PROBLEM DETAILS: In the entries, find all lines that hold the word "cloud" and copy them.

◆ ◆ ◆ ◆ ◆

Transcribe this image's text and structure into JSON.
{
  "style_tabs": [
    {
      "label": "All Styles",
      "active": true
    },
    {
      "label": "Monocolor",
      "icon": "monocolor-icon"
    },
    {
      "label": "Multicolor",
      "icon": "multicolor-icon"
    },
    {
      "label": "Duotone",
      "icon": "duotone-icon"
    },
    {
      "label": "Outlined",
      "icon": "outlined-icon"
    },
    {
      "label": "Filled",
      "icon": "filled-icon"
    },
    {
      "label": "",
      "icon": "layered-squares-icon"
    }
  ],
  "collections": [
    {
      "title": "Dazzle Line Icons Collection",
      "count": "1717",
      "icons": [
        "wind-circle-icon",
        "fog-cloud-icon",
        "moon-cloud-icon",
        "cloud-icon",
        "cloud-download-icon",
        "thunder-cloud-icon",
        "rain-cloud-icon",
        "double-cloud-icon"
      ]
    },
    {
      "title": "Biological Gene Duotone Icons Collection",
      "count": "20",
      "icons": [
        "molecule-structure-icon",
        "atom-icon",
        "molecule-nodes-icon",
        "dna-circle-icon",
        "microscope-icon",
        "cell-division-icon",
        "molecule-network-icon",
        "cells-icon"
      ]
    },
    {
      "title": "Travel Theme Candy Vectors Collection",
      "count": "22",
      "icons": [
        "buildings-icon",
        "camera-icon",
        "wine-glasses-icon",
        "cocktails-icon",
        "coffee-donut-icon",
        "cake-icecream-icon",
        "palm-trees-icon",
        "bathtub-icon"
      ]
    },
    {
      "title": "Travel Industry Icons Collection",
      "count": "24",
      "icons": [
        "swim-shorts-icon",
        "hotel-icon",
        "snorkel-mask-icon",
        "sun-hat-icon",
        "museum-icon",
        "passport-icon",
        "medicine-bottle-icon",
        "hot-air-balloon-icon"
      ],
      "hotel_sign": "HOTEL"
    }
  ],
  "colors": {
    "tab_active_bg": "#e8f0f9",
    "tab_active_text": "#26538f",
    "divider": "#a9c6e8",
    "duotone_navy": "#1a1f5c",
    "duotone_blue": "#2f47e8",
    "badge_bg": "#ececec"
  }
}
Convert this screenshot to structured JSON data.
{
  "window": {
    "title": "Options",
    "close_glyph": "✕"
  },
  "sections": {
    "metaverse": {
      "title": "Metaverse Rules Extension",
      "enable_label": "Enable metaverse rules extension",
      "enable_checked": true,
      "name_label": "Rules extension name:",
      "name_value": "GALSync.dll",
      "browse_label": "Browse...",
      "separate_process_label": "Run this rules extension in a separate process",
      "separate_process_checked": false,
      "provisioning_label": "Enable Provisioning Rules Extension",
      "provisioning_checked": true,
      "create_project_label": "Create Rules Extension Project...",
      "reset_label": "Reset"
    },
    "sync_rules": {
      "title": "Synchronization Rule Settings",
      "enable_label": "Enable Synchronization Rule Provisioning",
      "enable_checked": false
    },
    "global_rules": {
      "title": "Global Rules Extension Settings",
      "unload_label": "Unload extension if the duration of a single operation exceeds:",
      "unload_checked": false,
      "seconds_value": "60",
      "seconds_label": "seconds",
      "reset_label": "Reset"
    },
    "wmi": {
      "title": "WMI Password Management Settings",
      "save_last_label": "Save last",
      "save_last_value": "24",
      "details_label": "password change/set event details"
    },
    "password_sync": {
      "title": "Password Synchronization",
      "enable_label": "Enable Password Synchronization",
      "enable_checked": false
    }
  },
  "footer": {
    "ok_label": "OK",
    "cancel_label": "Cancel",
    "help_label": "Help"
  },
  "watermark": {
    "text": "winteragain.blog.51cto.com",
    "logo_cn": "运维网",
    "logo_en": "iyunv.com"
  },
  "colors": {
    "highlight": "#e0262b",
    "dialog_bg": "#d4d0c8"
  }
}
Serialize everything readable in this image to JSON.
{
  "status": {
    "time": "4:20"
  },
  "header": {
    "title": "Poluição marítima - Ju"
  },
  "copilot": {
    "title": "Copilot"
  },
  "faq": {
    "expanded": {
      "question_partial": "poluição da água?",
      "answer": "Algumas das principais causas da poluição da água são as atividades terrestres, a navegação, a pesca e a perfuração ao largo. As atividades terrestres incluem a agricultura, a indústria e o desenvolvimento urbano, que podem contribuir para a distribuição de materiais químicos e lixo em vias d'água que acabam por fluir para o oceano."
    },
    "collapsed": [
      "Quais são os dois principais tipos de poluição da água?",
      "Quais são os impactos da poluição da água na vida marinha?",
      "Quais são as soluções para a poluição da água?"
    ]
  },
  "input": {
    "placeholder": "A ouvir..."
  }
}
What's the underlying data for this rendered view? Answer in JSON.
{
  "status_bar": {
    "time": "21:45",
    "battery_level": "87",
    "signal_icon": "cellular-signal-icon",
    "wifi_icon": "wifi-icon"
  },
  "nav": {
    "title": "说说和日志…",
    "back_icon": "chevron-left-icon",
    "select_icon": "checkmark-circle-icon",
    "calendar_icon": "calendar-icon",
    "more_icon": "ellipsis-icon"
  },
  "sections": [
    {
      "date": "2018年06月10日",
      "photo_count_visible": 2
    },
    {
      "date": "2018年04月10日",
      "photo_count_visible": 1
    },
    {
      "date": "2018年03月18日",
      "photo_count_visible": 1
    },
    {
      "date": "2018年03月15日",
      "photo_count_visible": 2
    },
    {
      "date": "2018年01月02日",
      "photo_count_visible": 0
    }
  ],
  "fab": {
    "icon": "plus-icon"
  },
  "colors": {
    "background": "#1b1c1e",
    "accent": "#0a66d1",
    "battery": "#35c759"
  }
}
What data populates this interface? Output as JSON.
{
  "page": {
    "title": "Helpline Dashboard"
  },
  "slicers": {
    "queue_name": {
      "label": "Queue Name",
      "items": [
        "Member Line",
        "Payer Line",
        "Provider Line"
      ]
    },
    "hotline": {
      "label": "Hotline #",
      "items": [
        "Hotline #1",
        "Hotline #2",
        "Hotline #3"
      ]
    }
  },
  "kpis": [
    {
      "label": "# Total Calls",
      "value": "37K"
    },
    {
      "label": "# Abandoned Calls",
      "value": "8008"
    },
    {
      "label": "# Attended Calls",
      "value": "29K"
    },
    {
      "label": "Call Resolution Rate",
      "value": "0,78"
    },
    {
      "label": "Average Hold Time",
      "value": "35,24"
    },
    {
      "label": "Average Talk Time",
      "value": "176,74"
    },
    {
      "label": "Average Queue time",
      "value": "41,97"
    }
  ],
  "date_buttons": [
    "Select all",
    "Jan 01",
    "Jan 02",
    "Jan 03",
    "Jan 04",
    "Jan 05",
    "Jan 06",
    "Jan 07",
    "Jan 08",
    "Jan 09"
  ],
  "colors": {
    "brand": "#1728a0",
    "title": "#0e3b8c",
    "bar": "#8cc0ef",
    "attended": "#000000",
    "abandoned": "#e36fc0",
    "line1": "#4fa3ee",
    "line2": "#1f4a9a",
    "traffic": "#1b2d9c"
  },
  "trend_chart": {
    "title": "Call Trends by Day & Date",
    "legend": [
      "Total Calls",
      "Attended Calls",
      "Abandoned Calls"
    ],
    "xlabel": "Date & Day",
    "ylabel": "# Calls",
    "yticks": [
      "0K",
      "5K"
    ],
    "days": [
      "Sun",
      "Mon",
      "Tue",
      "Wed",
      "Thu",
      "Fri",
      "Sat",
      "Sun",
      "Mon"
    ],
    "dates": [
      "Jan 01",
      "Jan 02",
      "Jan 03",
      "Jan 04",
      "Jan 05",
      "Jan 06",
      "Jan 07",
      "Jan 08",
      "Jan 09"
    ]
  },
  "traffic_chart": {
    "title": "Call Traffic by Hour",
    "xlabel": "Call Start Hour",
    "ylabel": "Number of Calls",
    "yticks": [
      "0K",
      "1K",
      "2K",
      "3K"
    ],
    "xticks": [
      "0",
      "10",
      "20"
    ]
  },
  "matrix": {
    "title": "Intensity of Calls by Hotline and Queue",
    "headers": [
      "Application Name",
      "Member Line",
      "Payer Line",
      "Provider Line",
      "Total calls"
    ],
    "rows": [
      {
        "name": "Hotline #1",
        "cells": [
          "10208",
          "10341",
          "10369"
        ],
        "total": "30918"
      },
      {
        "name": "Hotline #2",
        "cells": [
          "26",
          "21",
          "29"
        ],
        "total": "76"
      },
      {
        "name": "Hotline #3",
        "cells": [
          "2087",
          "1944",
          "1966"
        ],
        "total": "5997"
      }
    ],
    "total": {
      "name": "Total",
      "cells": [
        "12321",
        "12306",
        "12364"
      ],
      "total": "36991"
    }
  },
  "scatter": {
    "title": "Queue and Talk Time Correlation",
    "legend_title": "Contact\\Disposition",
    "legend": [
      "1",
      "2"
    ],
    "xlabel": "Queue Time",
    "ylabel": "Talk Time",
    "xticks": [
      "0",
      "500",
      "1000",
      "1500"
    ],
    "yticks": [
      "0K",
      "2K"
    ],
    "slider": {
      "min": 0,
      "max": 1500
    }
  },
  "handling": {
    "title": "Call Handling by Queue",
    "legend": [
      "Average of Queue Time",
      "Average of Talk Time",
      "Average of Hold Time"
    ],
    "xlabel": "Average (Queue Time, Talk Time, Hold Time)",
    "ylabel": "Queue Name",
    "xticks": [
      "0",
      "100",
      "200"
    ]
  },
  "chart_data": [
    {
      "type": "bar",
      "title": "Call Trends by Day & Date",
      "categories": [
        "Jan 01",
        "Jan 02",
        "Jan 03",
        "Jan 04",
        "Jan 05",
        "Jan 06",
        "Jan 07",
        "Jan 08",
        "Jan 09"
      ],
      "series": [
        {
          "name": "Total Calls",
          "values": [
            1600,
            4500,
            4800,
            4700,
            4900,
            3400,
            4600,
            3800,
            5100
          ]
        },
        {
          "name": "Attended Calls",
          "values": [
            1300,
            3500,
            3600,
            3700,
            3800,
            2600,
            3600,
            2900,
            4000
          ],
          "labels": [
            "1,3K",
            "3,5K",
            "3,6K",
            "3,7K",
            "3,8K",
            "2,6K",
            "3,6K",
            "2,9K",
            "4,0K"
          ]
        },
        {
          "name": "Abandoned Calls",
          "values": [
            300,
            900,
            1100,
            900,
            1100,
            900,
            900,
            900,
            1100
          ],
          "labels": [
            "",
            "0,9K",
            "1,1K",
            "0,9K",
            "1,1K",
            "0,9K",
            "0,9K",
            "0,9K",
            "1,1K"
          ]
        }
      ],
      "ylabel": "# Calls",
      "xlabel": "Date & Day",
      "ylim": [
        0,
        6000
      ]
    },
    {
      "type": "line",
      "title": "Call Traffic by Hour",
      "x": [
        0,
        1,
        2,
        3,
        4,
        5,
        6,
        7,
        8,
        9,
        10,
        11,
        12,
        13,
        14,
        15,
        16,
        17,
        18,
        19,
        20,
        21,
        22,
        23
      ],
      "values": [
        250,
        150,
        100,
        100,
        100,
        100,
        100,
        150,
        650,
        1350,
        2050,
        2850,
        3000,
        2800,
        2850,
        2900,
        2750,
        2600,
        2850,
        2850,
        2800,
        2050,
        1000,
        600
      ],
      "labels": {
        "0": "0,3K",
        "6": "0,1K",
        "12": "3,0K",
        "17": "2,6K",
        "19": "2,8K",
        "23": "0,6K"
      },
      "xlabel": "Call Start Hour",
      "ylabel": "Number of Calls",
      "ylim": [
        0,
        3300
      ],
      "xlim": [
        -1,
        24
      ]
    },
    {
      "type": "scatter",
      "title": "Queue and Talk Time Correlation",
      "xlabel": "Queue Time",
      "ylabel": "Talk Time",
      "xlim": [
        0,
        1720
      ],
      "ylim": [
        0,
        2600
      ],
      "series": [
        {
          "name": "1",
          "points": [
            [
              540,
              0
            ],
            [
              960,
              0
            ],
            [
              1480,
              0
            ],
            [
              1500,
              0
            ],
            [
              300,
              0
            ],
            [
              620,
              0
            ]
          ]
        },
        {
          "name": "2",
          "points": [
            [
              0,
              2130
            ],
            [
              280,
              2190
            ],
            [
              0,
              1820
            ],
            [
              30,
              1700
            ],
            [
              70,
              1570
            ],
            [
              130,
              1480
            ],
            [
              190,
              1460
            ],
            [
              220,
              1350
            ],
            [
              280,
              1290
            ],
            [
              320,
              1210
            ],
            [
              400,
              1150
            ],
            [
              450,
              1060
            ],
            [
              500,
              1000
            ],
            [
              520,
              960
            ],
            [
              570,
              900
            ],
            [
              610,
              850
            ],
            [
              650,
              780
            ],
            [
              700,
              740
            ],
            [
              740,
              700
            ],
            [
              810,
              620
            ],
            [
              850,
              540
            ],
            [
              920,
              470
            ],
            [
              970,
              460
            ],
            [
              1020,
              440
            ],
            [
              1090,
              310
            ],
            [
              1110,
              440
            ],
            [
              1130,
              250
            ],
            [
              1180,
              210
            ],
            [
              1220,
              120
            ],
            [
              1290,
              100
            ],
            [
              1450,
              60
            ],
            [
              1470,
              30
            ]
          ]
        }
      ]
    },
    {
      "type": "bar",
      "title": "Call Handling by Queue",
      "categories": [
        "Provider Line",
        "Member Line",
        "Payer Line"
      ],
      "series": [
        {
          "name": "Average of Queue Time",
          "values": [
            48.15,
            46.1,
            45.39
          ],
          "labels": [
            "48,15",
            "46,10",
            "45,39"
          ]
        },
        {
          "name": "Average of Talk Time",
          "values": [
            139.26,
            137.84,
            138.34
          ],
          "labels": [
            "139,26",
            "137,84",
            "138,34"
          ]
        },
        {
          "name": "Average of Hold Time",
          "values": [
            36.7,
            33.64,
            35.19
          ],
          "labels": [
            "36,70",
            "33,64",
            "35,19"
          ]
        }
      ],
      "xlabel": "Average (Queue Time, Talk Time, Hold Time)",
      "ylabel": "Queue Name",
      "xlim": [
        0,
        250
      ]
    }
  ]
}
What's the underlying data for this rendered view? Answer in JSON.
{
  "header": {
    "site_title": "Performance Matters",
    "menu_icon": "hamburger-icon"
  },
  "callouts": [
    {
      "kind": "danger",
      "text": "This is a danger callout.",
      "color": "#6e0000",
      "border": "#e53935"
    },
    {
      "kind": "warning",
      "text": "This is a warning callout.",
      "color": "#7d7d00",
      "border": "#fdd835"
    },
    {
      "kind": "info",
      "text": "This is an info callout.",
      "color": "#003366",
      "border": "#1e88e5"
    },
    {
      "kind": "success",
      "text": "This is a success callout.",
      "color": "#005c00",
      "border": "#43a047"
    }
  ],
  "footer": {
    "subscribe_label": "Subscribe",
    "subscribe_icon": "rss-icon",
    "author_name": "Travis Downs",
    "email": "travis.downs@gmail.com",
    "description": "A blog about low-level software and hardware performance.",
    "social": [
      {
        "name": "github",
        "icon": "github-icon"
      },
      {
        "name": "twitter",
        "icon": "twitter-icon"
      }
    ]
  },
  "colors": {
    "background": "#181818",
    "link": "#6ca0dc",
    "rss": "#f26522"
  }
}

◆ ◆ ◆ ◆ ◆

EXERCISE ANSWER:
        "fog-cloud-icon",
        "moon-cloud-icon",
        "cloud-icon",
        "cloud-download-icon",
        "thunder-cloud-icon",
        "rain-cloud-icon",
        "double-cloud-icon"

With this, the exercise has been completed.